On Friday, a statewide historic preservation group sided with Holy Trinity Monastery of the Russian Orthodox Church Abroad, where monks fear a proposed wind farm a mile away will disturb contemplative religious life.

“The monastery is of extraordinary historic, religious and cultural significance, but it is currently threatened,” said Jay DiLorenzo, President of the Preservation League of New York State. The group named the monastery as one of its seven historic sites statewide in need of protection.

If built, the Jordanville Wind Project, located about 85 miles west of Albany, could have as many as 49 wind turbines on private land that would generate enough power for up to 60,000 homes.

Last month, state Supreme Court Justice Donald Greenwood blocked the project because the towns of Stark and Warren issued approval permits without adequately considering potential environmental impacts.

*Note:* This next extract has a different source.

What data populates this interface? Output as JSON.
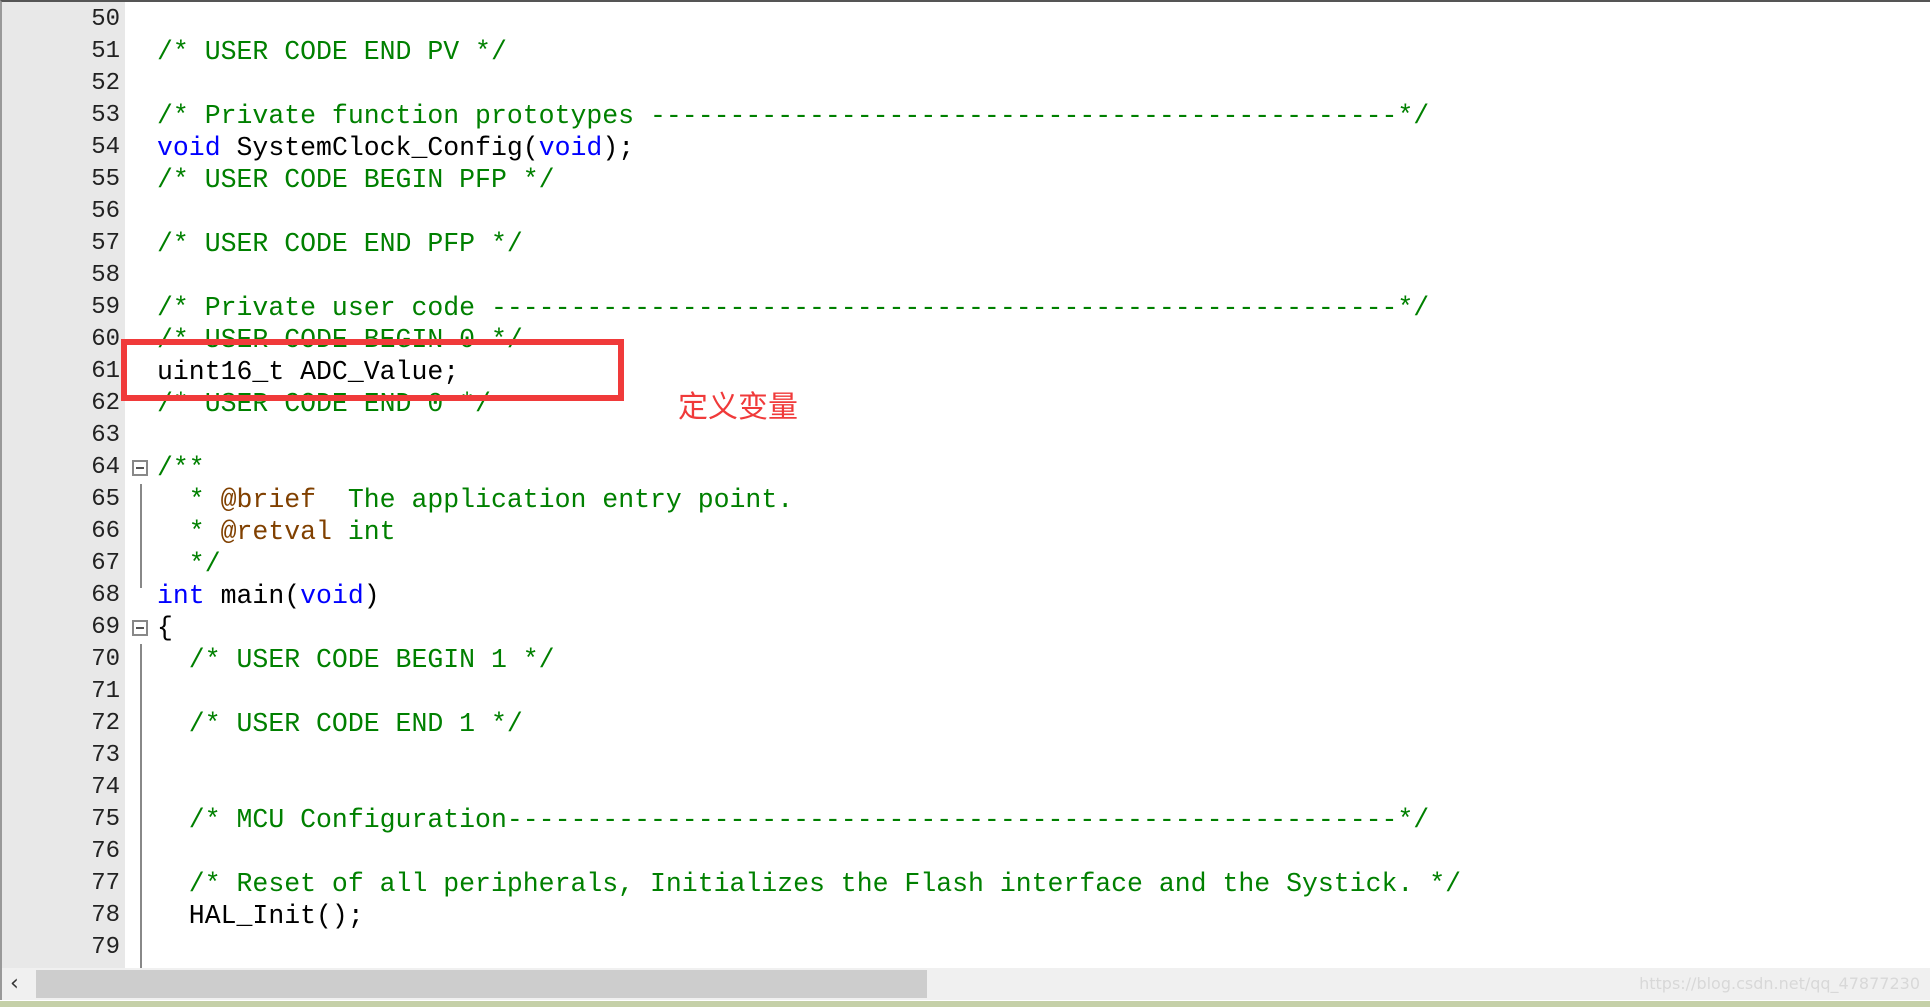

Father Luke Murianka, deputy abbott for the monastery, in a press statement called the site “a place of immeasurable importance” for the church. A message left at the monastery seeking comment was not returned.

Russian-speaking monks, along with seminary students and lay workers, run a publishing house, an icon-painting studio, a library and a historical museum with pre-Russian Revolution artifacts.

Turning rotor blades will “cause the sunlight to flicker, and the hub of the turbine will make a high-pitched whine. At night, 24 blinking red lights will fill the sky facing the monastery, and the serenity that the monks and pilgrims have long sought will be gone, quite literally, with the wind,” said Tania Werbizky, league regional director of Technical and Grant Programs for western New York.

Wind power advocates say opponents are overblowing the impact of windmills on the 80-year-old religious community.

Paul Copleman, a spokesman for project developer Iberdrola Renewable Energies USA & Community Energy, said six proposed wind turbines were voluntarily removed from the project.

After an 18-month state environmental quality review, the towns of Warren and Stark, Herkimer County and State of New York Public Service Commission approved the project without noting any potential impacts to the monastery, he said.

By Brian Nearing
Staff Writer

Albany Times Union

5 January 2008